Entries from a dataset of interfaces
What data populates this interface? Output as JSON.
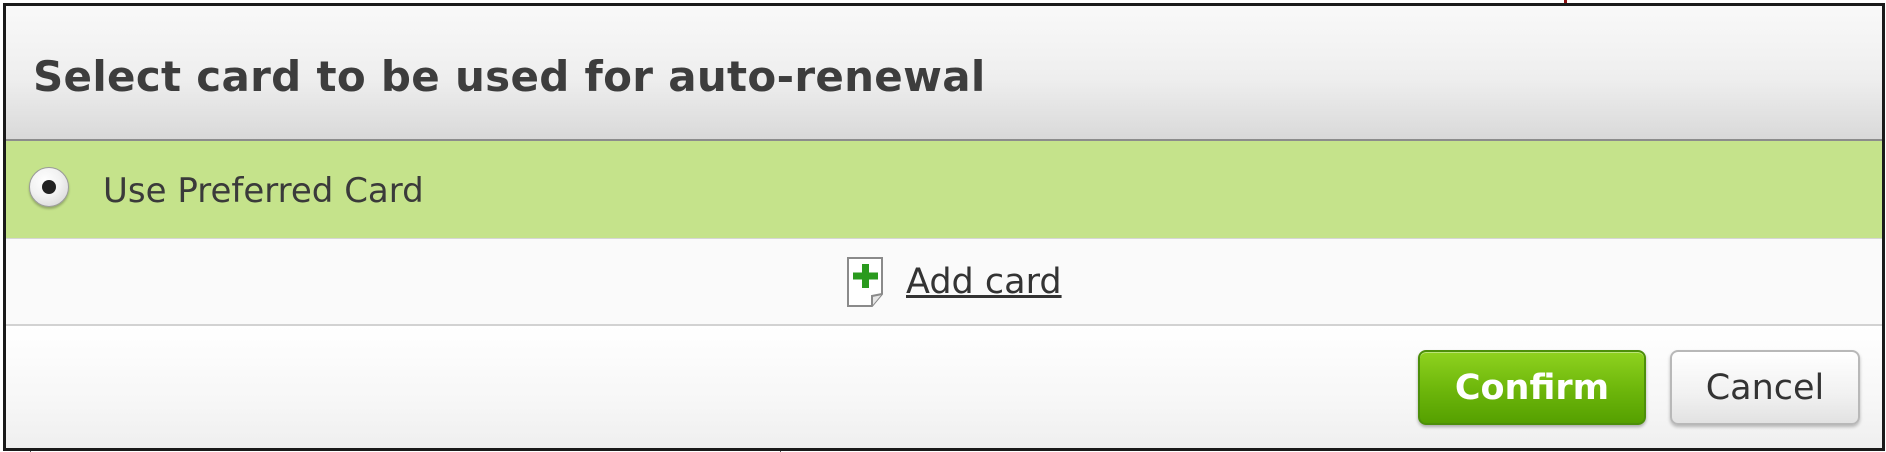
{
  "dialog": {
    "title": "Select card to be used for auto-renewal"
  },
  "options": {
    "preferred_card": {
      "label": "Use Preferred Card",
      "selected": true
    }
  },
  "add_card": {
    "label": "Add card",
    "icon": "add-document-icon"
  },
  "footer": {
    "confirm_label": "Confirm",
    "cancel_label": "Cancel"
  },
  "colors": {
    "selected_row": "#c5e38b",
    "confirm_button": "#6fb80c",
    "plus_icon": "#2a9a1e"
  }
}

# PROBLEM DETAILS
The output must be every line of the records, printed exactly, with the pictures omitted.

# RESULT OF THE TASK
What data populates this interface? Output as JSON.
{
  "dialog": {
    "title": "Select card to be used for auto-renewal"
  },
  "options": {
    "preferred_card": {
      "label": "Use Preferred Card",
      "selected": true
    }
  },
  "add_card": {
    "label": "Add card",
    "icon": "add-document-icon"
  },
  "footer": {
    "confirm_label": "Confirm",
    "cancel_label": "Cancel"
  },
  "colors": {
    "selected_row": "#c5e38b",
    "confirm_button": "#6fb80c",
    "plus_icon": "#2a9a1e"
  }
}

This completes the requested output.